Sunday, April 20, 2014

Malharro, Martin

Las parvas (The stacks)
oil on canvas
67 x 88 cm
Museo Nacional de Bellas Artes, Buenos Aires, Argentina

Martin Malharro (1865-1911), born in the central Buenos Aires Province city of Azul, was an Argentine painter of the Post-impressionist school. He came from a well-to-do family, with lands in the Province of Buenos Aires. His artistic inclinations were apparent from early on and his childhood interest in painting led to domestic violence at home. At age fourteen, in 1879, given the unbending opposition of his father to his calling, he broke up both with his father and his past. He travelled to Buenos Aires where he worked to earn a living. To earn his daily bread, he designed cigarette labels, business cards, letterheads, etc.

He traveled to Santa Fe and Cordoba where he painted landscapes and his experience in the open air facing the massive Pampas laid the groundwork for his contact with Impressionism. His presentation at the National Atheneum in 1894, which consisted mainly of landscapes, was well received by critics. This relative success allowed him to travel to Paris in 1895 for study of art. Returning to Buenos Aires in 1901, he secured an exhibition in the following year. Conservative Argentine audiences, who still preferred Realist work, were won over by his art show, which popularized Impressionism in the then-remote South American nation.

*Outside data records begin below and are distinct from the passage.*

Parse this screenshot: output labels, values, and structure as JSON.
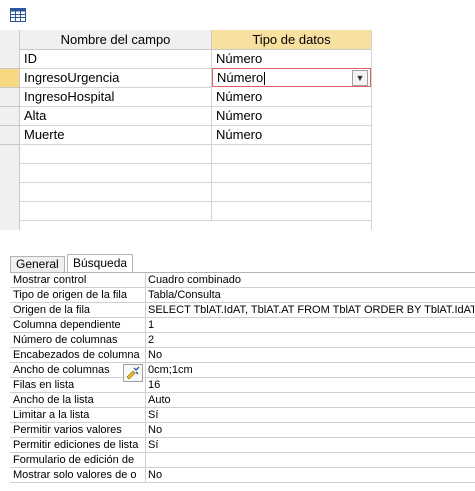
{
  "grid": {
    "headers": {
      "field_name": "Nombre del campo",
      "data_type": "Tipo de datos"
    },
    "rows": [
      {
        "name": "ID",
        "type": "Número"
      },
      {
        "name": "IngresoUrgencia",
        "type": "Número"
      },
      {
        "name": "IngresoHospital",
        "type": "Número"
      },
      {
        "name": "Alta",
        "type": "Número"
      },
      {
        "name": "Muerte",
        "type": "Número"
      }
    ],
    "active_row_index": 1,
    "icons": {
      "table": "table-icon",
      "dropdown": "chevron-down-icon"
    }
  },
  "properties": {
    "tabs": [
      {
        "label": "General",
        "selected": false
      },
      {
        "label": "Búsqueda",
        "selected": true
      }
    ],
    "rows": [
      {
        "label": "Mostrar control",
        "value": "Cuadro combinado"
      },
      {
        "label": "Tipo de origen de la fila",
        "value": "Tabla/Consulta"
      },
      {
        "label": "Origen de la fila",
        "value": "SELECT TblAT.IdAT, TblAT.AT FROM TblAT ORDER BY TblAT.IdAT;"
      },
      {
        "label": "Columna dependiente",
        "value": "1"
      },
      {
        "label": "Número de columnas",
        "value": "2"
      },
      {
        "label": "Encabezados de columna",
        "value": "No"
      },
      {
        "label": "Ancho de columnas",
        "value": "0cm;1cm"
      },
      {
        "label": "Filas en lista",
        "value": "16"
      },
      {
        "label": "Ancho de la lista",
        "value": "Auto"
      },
      {
        "label": "Limitar a la lista",
        "value": "Sí"
      },
      {
        "label": "Permitir varios valores",
        "value": "No"
      },
      {
        "label": "Permitir ediciones de lista",
        "value": "Sí"
      },
      {
        "label": "Formulario de edición de",
        "value": ""
      },
      {
        "label": "Mostrar solo valores de o",
        "value": "No"
      }
    ],
    "icons": {
      "builder": "build-icon"
    }
  },
  "colors": {
    "active_header": "#f8e0a0",
    "active_selector": "#f8d880",
    "active_cell_border": "#e06060",
    "grid_line": "#d4d4d4"
  }
}
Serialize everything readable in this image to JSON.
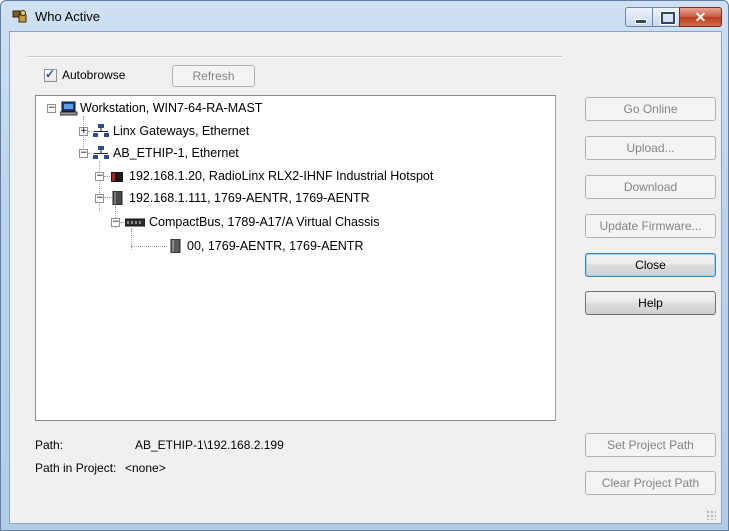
{
  "window": {
    "title": "Who Active"
  },
  "toolbar": {
    "autobrowse_label": "Autobrowse",
    "autobrowse_checked": true,
    "refresh_label": "Refresh"
  },
  "tree": {
    "workstation": "Workstation, WIN7-64-RA-MAST",
    "linx_gateways": "Linx Gateways, Ethernet",
    "ab_ethip": "AB_ETHIP-1, Ethernet",
    "device_1": "192.168.1.20, RadioLinx RLX2-IHNF Industrial Hotspot",
    "device_2": "192.168.1.111, 1769-AENTR, 1769-AENTR",
    "compactbus": "CompactBus, 1789-A17/A Virtual Chassis",
    "slot_00": "00, 1769-AENTR, 1769-AENTR"
  },
  "buttons": {
    "go_online": "Go Online",
    "upload": "Upload...",
    "download": "Download",
    "update_firmware": "Update Firmware...",
    "close": "Close",
    "help": "Help",
    "set_project_path": "Set Project Path",
    "clear_project_path": "Clear Project Path"
  },
  "footer": {
    "path_label": "Path:",
    "path_value": "AB_ETHIP-1\\192.168.2.199",
    "project_path_label": "Path in Project:",
    "project_path_value": "<none>"
  },
  "colors": {
    "frame": "#bcd3ec",
    "close_button": "#c95a3f",
    "default_button_border": "#3c7fb1"
  }
}
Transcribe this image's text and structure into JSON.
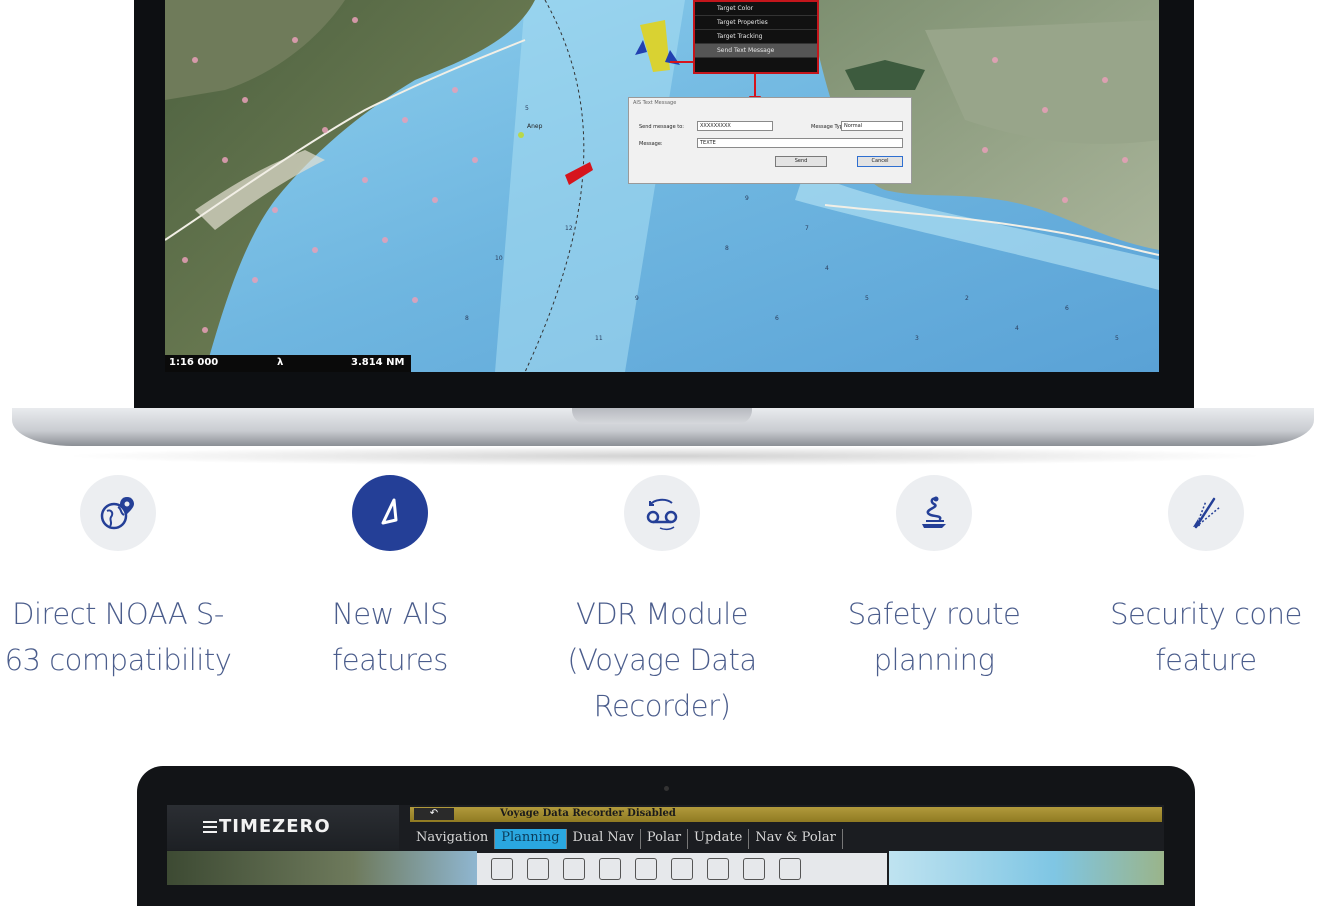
{
  "top_laptop": {
    "scale_label": "1:16 000",
    "range_label": "3.814 NM",
    "north_symbol": "λ",
    "vessel_label": "Anep",
    "context_menu": {
      "items": [
        "Target Color",
        "Target Properties",
        "Target Tracking",
        "Send Text Message"
      ]
    },
    "dialog": {
      "title": "AIS Text Message",
      "send_to_label": "Send message to:",
      "send_to_value": "XXXXXXXXX",
      "message_type_label": "Message Type:",
      "message_type_value": "Normal",
      "message_label": "Message:",
      "message_value": "TEXTE",
      "send_button": "Send",
      "cancel_button": "Cancel"
    }
  },
  "features": [
    {
      "icon": "globe-pin-icon",
      "line1": "Direct NOAA S-",
      "line2": "63 compatibility",
      "line3": ""
    },
    {
      "icon": "ais-triangle-icon",
      "line1": "New AIS",
      "line2": "features",
      "line3": ""
    },
    {
      "icon": "voicemail-icon",
      "line1": "VDR Module",
      "line2": "(Voyage Data",
      "line3": "Recorder)"
    },
    {
      "icon": "route-icon",
      "line1": "Safety route",
      "line2": "planning",
      "line3": ""
    },
    {
      "icon": "security-cone-icon",
      "line1": "Security cone",
      "line2": "feature",
      "line3": ""
    }
  ],
  "bottom_laptop": {
    "brand": "TIMEZERO",
    "banner": "Voyage Data Recorder Disabled",
    "undo_symbol": "↶",
    "tabs": [
      "Navigation",
      "Planning",
      "Dual Nav",
      "Polar",
      "Update",
      "Nav & Polar"
    ],
    "active_tab": "Planning"
  },
  "colors": {
    "feature_text": "#4b5d8c",
    "active_icon_bg": "#243f97",
    "icon_bg": "#eceef1",
    "sea": "#6fb6e0",
    "banner": "#a48d32"
  }
}
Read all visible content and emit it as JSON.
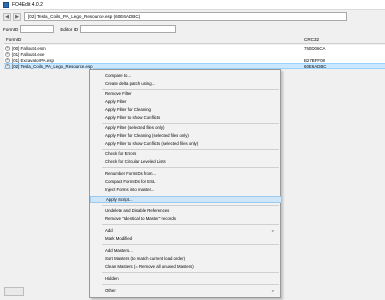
{
  "window": {
    "title": "FO4Edit 4.0.2"
  },
  "toolbar": {
    "back_glyph": "◀",
    "forward_glyph": "▶",
    "path": "[02] Tesla_Coils_PA_Lego_Resource.esp (60E6ADBC)"
  },
  "search": {
    "formid_label": "FormID",
    "editorid_label": "Editor ID"
  },
  "tree": {
    "headers": {
      "formid": "FormID",
      "crc": "CRC32"
    },
    "rows": [
      {
        "name": "[00] Fallout4.esm",
        "crc": "750D06CA",
        "expander": "+"
      },
      {
        "name": "[01] Fallout4.exe",
        "crc": "",
        "expander": "+"
      },
      {
        "name": "[01] ExcavatorPA.esp",
        "crc": "B27BFF08",
        "expander": "+"
      },
      {
        "name": "[02] Tesla_Coils_PA_Lego_Resource.esp",
        "crc": "60E6ADBC",
        "expander": "+"
      }
    ]
  },
  "menu": {
    "compare_to": "Compare to...",
    "create_delta": "Create delta patch using...",
    "remove_filter": "Remove Filter",
    "apply_filter": "Apply Filter",
    "apply_filter_cleaning": "Apply Filter for Cleaning",
    "apply_filter_conflicts": "Apply Filter to show Conflicts",
    "apply_filter_sel": "Apply Filter (selected files only)",
    "apply_filter_cleaning_sel": "Apply Filter for Cleaning (selected files only)",
    "apply_filter_conflicts_sel": "Apply Filter to show Conflicts (selected files only)",
    "check_errors": "Check for Errors",
    "check_circular": "Check for Circular Leveled Lists",
    "renumber": "Renumber FormIDs from...",
    "compact_esl": "Compact FormIDs for ESL",
    "inject_forms": "Inject Forms into master...",
    "apply_script": "Apply Script...",
    "undelete": "Undelete and Disable References",
    "remove_itm": "Remove \"Identical to Master\" records",
    "add": "Add",
    "mark_modified": "Mark Modified",
    "add_masters": "Add Masters...",
    "sort_masters": "Sort Masters (to match current load order)",
    "clean_masters": "Clean Masters (= Remove all unused Masters)",
    "hidden": "Hidden",
    "other": "Other",
    "submenu_arrow": ">"
  }
}
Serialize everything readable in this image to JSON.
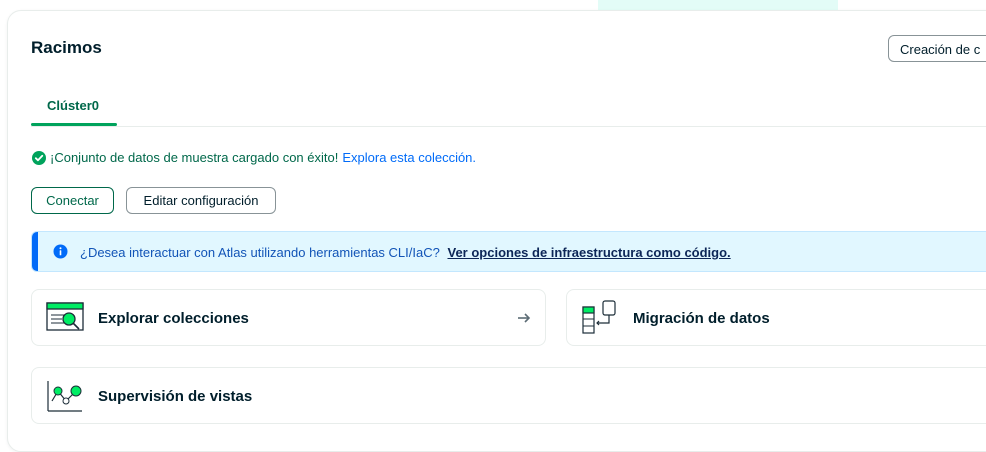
{
  "header": {
    "title": "Racimos",
    "create_button": "Creación de c"
  },
  "tabs": [
    {
      "label": "Clúster0",
      "active": true
    }
  ],
  "status": {
    "success_text": "¡Conjunto de datos de muestra cargado con éxito!",
    "success_link": "Explora esta colección."
  },
  "actions": {
    "connect": "Conectar",
    "edit": "Editar configuración"
  },
  "banner": {
    "text": "¿Desea interactuar con Atlas utilizando herramientas CLI/IaC?",
    "link": "Ver opciones de infraestructura como código."
  },
  "cards": {
    "explore": "Explorar colecciones",
    "migrate": "Migración de datos",
    "monitor": "Supervisión de vistas"
  },
  "colors": {
    "brand_green": "#00684a",
    "accent_green": "#00ed64",
    "link_blue": "#016bf8",
    "info_bg": "#e1f7ff"
  }
}
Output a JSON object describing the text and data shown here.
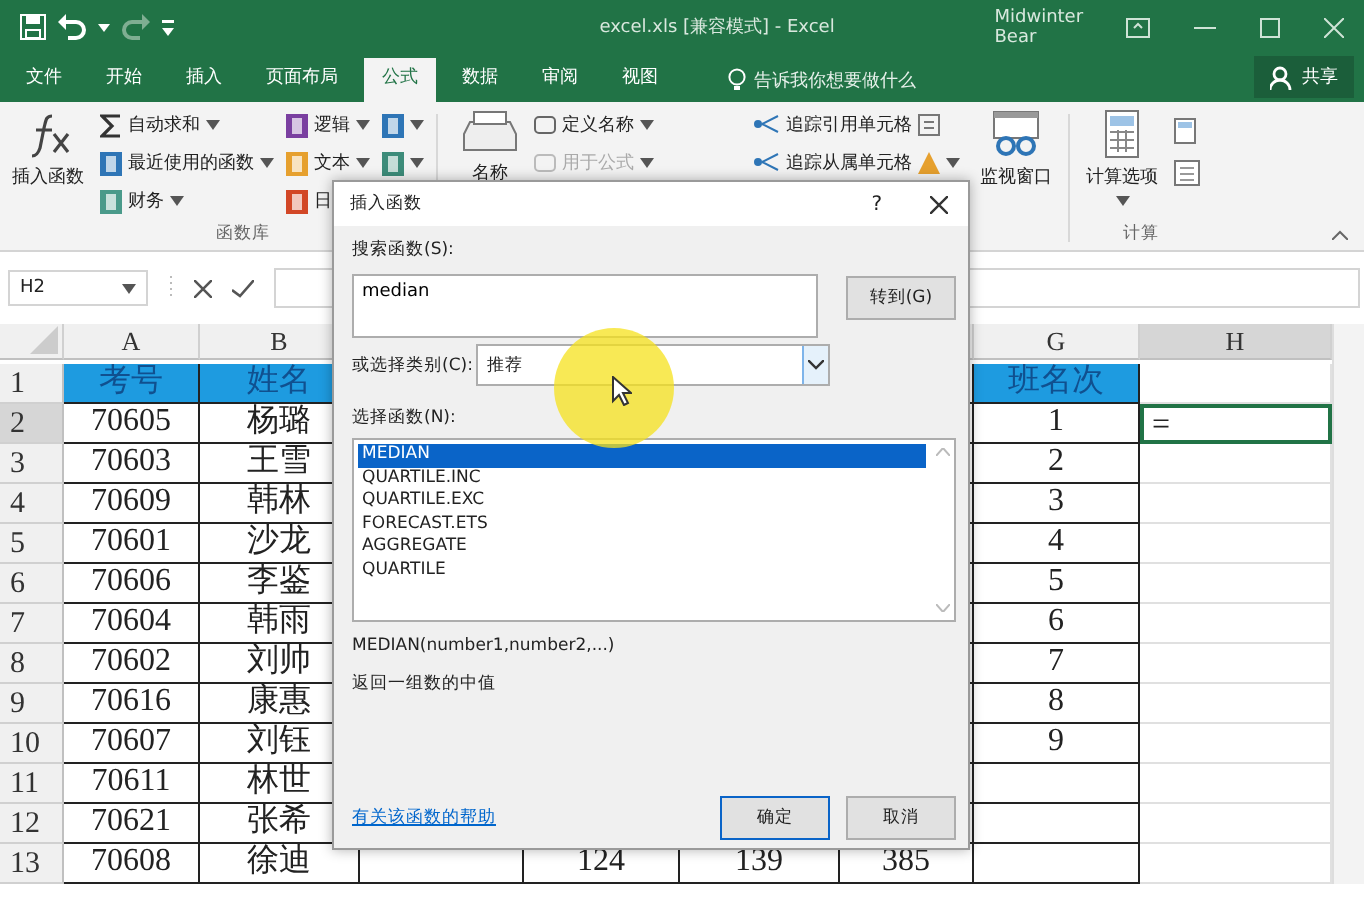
{
  "window": {
    "title": "excel.xls [兼容模式] - Excel",
    "user": "Midwinter Bear"
  },
  "tabs": [
    {
      "label": "文件",
      "selected": false
    },
    {
      "label": "开始",
      "selected": false
    },
    {
      "label": "插入",
      "selected": false
    },
    {
      "label": "页面布局",
      "selected": false
    },
    {
      "label": "公式",
      "selected": true
    },
    {
      "label": "数据",
      "selected": false
    },
    {
      "label": "审阅",
      "selected": false
    },
    {
      "label": "视图",
      "selected": false
    }
  ],
  "tell_me": "告诉我你想要做什么",
  "share": "共享",
  "ribbon": {
    "insert_function": "插入函数",
    "library_columns": [
      [
        "自动求和",
        "最近使用的函数",
        "财务"
      ],
      [
        "逻辑",
        "文本",
        "日"
      ]
    ],
    "library_label": "函数库",
    "names_big": "名称",
    "names": [
      {
        "label": "定义名称",
        "disabled": false
      },
      {
        "label": "用于公式",
        "disabled": true
      }
    ],
    "auditing": [
      "追踪引用单元格",
      "追踪从属单元格"
    ],
    "watch": "监视窗口",
    "calc_options": "计算选项",
    "calc_label": "计算"
  },
  "name_box": "H2",
  "sheet": {
    "columns": [
      {
        "label": "A",
        "selected": false
      },
      {
        "label": "B",
        "selected": false
      },
      {
        "label": "G",
        "selected": false
      },
      {
        "label": "H",
        "selected": true
      }
    ],
    "rows": [
      {
        "number": "1",
        "kind": "header",
        "selected": false,
        "a": "考号",
        "b": "姓名",
        "g": "班名次"
      },
      {
        "number": "2",
        "kind": "data",
        "selected": true,
        "a": "70605",
        "b": "杨璐",
        "g": "1",
        "h": "="
      },
      {
        "number": "3",
        "kind": "data",
        "selected": false,
        "a": "70603",
        "b": "王雪",
        "g": "2"
      },
      {
        "number": "4",
        "kind": "data",
        "selected": false,
        "a": "70609",
        "b": "韩林",
        "g": "3"
      },
      {
        "number": "5",
        "kind": "data",
        "selected": false,
        "a": "70601",
        "b": "沙龙",
        "g": "4"
      },
      {
        "number": "6",
        "kind": "data",
        "selected": false,
        "a": "70606",
        "b": "李鉴",
        "g": "5"
      },
      {
        "number": "7",
        "kind": "data",
        "selected": false,
        "a": "70604",
        "b": "韩雨",
        "g": "6"
      },
      {
        "number": "8",
        "kind": "data",
        "selected": false,
        "a": "70602",
        "b": "刘帅",
        "g": "7"
      },
      {
        "number": "9",
        "kind": "data",
        "selected": false,
        "a": "70616",
        "b": "康惠",
        "g": "8"
      },
      {
        "number": "10",
        "kind": "data",
        "selected": false,
        "a": "70607",
        "b": "刘钰",
        "g": "9"
      },
      {
        "number": "11",
        "kind": "data",
        "selected": false,
        "a": "70611",
        "b": "林世"
      },
      {
        "number": "12",
        "kind": "data",
        "selected": false,
        "a": "70621",
        "b": "张希"
      },
      {
        "number": "13",
        "kind": "data",
        "selected": false,
        "a": "70608",
        "b": "徐迪",
        "d": "124",
        "e": "139",
        "f": "385"
      }
    ]
  },
  "dialog": {
    "title": "插入函数",
    "help": "?",
    "search_label": "搜索函数(S):",
    "search_value": "median",
    "go": "转到(G)",
    "category_label": "或选择类别(C):",
    "category": "推荐",
    "select_label": "选择函数(N):",
    "functions": [
      {
        "name": "MEDIAN",
        "selected": true
      },
      {
        "name": "QUARTILE.INC",
        "selected": false
      },
      {
        "name": "QUARTILE.EXC",
        "selected": false
      },
      {
        "name": "FORECAST.ETS",
        "selected": false
      },
      {
        "name": "AGGREGATE",
        "selected": false
      },
      {
        "name": "QUARTILE",
        "selected": false
      }
    ],
    "syntax": "MEDIAN(number1,number2,...)",
    "description": "返回一组数的中值",
    "help_link": "有关该函数的帮助",
    "ok": "确定",
    "cancel": "取消"
  }
}
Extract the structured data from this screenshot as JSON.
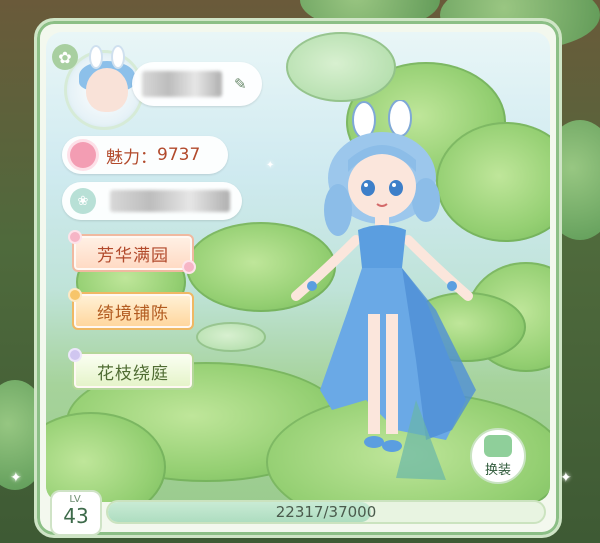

His work took an increasingly Symbolist direction and away from earlier studies on wheat fields, a common subject among Impressionist artists in Argentina at the time. Malharro and other artists following the same trend became the first prominent Post-impressionists in Argentina, where they were known as the Nexus group. The sudden renown secured him a post in the prestigious University of La Plata as Dean of the School of Art, as well as in the National Fine Arts Academy.